First thing you want to do is stay away from that heavy metal mike Daltry is hurling around like some Gaucho tomahawk. He had it made special for the act, don’t cha know? Still do not — while dodging the tomahawk — shuffle off to the Townsend zone where he’s twerking about like some MotoPsycho Nightmare on a weekend pass. He’ll hammer your face with a broken Tamborine. It needs a new drumhead. Could be yours. Deal with that as best you can but don’t forget to tune your tempo to Keith Moon’s tom-toms. You know, the ones where he is dead on time with a whisp of the next now in each beat. Plus it’s the last look at Moon before he left to sit in with the reaper. You got to admit he’s brilliant crisp for a man taking his last bow.
All of which rolls along to a bold proclamation paired with a vague promise:
Okay. Good. Call me.
Forget it, man. You try to think about that too hard and… and… WHABONG! I mean it’s like Keith Moon ARMED with a gong man hits you — hits you! — with a GONG! Who puts this stuff in the middle of Top-40 rock songs? Who gives Keith Moon a gong in the first place? Then there’s no real vocal outro only Daltry grinding on and on on the harp and Townsend hopping about on a psychedelic pogo stick. And all the while the super-chill never bent Entwistle keeps the whole band standing on their shadows when the track shatters in a brash of cymbals with “THEY’RE ALL WASTED!”
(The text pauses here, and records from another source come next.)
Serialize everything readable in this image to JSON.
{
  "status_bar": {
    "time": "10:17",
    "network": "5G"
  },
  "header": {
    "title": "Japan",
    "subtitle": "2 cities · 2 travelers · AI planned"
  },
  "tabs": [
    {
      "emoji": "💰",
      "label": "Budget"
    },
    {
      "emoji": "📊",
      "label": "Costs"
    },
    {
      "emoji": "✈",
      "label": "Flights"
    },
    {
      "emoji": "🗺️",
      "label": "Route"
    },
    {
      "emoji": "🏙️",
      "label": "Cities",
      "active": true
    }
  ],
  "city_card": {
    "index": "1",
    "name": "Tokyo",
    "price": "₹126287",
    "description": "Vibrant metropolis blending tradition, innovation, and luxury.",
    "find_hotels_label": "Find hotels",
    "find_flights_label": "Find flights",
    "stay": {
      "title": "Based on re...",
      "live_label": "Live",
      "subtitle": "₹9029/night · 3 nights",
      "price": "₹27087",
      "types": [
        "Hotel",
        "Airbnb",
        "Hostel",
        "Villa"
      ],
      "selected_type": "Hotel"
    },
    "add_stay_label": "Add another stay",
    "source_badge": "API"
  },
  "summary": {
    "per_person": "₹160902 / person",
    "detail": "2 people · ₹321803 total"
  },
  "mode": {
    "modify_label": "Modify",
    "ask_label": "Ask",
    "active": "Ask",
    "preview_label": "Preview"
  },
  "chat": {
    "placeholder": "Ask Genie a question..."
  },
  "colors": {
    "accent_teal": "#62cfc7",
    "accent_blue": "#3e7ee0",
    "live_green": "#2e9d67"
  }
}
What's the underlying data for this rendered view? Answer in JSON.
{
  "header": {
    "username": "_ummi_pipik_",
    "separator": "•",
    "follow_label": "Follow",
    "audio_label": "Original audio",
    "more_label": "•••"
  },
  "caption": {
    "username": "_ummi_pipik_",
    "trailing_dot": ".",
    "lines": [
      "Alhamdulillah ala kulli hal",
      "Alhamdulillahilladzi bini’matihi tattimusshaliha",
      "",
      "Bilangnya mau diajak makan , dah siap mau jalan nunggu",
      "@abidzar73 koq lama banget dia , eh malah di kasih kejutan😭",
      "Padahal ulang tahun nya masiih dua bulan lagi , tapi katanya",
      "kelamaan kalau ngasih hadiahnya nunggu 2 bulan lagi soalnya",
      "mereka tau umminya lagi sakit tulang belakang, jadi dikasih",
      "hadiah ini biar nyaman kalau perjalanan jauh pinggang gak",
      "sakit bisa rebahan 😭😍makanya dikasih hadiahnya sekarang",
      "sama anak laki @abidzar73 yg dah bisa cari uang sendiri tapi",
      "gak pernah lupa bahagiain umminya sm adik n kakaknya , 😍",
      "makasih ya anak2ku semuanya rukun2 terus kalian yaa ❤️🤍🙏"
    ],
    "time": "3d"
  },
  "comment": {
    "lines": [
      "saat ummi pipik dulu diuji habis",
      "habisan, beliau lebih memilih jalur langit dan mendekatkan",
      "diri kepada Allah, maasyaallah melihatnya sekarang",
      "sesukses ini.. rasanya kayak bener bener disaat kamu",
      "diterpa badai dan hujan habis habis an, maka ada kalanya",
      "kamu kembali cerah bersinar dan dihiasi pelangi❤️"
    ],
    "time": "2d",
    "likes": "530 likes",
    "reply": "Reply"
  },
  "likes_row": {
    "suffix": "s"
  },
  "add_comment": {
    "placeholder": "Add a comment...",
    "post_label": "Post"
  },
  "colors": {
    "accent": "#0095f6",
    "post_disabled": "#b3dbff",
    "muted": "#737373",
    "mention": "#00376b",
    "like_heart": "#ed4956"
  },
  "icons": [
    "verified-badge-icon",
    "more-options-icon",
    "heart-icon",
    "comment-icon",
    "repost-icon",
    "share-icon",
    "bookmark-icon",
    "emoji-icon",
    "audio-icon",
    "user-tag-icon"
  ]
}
This song defies explication. It’s not a song but a thing; an object d’art made of solid rock. If that ain’t too persnickety.
The Shepperton Studios performance seen above was the song exhibited in its original intensity. Later, being unable to leave the perfect undisturbed, the aging Who forgot to “get off the stage before the light dims.” Instead, they cranked out this geriatric The Who – Baba O’Riley (Live In Hyde Park) to the whoops of millennial groundlings who — even though many microdosed inside a nitrous oxide haze — had no idea at all what they had missed decades back. Previous, previous. Instead, they all went home with t-shirts that said “We had the experience but missed the meaning.”